What the task requires:
Look through the lines below and extract any with the word "domstol".

Web page and app entries
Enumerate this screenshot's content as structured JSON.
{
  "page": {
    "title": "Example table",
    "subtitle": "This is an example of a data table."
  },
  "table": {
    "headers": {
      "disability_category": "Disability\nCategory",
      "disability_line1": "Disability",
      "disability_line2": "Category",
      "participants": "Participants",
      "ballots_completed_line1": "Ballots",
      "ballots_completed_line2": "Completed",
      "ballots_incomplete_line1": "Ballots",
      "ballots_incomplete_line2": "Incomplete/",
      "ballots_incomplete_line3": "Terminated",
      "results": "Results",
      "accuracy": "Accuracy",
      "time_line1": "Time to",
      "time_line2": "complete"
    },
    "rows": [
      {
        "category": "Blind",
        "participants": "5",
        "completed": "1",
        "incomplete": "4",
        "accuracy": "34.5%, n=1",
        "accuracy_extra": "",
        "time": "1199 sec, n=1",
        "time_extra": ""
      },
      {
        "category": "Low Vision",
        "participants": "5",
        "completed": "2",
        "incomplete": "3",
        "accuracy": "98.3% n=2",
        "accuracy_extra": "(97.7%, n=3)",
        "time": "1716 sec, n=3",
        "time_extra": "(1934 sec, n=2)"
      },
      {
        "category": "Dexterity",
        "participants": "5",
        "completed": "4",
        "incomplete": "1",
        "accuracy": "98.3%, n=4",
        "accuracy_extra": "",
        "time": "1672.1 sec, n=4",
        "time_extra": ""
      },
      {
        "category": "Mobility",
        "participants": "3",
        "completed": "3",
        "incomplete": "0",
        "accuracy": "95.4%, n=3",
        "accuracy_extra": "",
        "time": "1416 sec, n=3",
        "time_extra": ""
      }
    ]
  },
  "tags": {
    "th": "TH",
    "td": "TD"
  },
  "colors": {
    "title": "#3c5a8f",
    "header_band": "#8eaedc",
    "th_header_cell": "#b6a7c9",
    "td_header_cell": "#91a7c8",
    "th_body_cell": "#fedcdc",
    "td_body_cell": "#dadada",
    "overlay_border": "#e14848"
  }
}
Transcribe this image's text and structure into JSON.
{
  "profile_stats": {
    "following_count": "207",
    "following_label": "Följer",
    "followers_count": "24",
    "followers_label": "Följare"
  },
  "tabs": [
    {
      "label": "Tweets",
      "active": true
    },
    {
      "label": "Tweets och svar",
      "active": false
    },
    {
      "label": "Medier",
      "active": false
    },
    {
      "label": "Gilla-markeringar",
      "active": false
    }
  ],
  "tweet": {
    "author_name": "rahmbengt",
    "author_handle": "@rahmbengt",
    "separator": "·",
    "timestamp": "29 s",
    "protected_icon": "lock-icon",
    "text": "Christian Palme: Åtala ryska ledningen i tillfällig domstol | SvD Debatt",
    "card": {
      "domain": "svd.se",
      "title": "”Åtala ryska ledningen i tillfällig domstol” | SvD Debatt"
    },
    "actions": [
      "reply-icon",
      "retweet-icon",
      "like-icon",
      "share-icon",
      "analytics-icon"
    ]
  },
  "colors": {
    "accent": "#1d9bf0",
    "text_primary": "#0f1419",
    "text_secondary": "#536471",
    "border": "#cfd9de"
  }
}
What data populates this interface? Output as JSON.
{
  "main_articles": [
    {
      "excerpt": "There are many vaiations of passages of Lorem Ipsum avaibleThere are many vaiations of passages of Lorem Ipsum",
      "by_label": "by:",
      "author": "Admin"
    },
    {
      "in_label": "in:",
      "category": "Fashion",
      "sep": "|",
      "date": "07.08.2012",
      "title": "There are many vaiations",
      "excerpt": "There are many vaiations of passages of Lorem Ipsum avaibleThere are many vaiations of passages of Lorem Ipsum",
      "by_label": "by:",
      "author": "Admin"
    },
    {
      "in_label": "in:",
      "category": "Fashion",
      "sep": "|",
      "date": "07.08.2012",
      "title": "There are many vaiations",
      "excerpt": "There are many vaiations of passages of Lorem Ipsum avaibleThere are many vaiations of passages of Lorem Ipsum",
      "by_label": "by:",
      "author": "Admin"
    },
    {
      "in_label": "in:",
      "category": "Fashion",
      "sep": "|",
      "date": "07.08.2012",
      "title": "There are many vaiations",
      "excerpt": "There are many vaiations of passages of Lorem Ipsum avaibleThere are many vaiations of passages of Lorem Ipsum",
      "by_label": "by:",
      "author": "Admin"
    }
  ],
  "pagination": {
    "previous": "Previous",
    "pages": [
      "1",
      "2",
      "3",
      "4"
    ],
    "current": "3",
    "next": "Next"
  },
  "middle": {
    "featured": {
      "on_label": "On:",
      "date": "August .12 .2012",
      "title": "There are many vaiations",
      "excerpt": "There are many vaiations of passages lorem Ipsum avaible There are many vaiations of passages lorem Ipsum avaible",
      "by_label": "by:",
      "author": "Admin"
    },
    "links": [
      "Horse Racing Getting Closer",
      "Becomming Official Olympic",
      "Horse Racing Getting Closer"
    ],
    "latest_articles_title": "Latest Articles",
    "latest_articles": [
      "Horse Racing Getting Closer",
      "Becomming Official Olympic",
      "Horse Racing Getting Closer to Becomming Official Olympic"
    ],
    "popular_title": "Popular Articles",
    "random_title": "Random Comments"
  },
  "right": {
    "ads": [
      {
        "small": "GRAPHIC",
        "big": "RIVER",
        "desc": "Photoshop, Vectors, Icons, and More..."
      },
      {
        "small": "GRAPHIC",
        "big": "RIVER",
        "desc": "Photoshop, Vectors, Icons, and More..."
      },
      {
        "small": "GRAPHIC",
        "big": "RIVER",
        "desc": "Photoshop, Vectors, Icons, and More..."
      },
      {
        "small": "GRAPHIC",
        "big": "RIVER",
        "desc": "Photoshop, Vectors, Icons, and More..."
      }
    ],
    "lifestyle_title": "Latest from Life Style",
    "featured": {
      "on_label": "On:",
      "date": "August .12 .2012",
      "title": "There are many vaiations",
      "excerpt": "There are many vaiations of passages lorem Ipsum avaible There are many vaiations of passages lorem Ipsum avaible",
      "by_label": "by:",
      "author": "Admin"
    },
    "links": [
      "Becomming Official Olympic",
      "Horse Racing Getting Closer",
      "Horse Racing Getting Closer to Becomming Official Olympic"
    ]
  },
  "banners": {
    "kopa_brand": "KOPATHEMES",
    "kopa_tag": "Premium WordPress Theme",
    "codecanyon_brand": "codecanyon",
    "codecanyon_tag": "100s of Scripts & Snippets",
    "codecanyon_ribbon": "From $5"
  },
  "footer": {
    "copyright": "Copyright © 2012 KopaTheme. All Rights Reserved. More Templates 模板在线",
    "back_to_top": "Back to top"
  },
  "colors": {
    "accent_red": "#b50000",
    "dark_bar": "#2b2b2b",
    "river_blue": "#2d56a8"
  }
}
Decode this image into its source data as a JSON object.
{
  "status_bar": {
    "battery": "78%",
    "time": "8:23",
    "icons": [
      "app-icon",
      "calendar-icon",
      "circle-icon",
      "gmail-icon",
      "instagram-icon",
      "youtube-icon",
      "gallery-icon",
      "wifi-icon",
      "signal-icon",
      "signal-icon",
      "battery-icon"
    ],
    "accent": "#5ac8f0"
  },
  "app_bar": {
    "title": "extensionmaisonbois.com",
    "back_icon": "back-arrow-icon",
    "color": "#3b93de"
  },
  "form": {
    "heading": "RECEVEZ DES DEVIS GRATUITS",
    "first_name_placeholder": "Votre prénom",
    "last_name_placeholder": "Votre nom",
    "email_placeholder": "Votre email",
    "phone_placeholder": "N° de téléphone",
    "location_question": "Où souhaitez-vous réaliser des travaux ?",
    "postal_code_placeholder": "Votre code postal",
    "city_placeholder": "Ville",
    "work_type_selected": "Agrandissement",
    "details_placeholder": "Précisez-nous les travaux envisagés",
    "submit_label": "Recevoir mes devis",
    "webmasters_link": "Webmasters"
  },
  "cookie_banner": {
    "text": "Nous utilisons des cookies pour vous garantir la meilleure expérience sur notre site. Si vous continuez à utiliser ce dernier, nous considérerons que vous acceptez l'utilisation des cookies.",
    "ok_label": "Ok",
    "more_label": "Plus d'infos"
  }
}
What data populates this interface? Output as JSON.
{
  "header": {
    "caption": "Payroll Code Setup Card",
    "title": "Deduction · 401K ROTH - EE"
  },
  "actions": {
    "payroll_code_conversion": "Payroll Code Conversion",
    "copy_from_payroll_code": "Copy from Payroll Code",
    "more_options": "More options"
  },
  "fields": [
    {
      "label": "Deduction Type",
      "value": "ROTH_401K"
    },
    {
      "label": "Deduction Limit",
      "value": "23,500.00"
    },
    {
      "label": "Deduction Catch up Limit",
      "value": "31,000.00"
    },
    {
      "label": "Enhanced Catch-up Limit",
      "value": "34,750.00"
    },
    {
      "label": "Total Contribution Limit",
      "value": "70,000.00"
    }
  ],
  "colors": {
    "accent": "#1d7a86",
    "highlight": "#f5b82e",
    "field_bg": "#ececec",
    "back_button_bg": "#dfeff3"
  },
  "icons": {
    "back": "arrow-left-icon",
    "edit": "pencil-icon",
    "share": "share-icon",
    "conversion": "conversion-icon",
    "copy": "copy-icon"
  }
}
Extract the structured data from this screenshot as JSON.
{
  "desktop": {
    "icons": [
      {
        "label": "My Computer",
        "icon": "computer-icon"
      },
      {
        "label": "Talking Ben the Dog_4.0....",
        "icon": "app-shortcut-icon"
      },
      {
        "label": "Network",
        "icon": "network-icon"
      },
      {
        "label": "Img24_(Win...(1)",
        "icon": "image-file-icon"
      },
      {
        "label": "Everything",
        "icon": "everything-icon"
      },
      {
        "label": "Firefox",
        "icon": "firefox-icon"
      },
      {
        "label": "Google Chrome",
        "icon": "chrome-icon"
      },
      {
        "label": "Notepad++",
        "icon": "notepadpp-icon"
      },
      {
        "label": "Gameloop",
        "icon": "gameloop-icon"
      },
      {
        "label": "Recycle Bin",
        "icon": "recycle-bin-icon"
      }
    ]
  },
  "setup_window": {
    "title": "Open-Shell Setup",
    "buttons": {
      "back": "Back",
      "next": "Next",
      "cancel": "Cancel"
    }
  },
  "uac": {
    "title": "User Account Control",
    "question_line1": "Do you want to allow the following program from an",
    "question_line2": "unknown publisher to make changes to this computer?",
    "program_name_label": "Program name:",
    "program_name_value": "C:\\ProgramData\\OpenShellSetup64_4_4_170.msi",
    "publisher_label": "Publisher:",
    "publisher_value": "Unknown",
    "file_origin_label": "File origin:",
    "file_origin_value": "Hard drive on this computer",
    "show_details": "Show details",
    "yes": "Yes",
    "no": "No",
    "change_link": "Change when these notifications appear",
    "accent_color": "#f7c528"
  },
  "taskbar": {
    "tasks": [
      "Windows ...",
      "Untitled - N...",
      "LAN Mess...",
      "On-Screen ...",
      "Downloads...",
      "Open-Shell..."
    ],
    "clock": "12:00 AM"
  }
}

Result of the task:
    "text": "Christian Palme: Åtala ryska ledningen i tillfällig domstol | SvD Debatt",
      "title": "”Åtala ryska ledningen i tillfällig domstol” | SvD Debatt"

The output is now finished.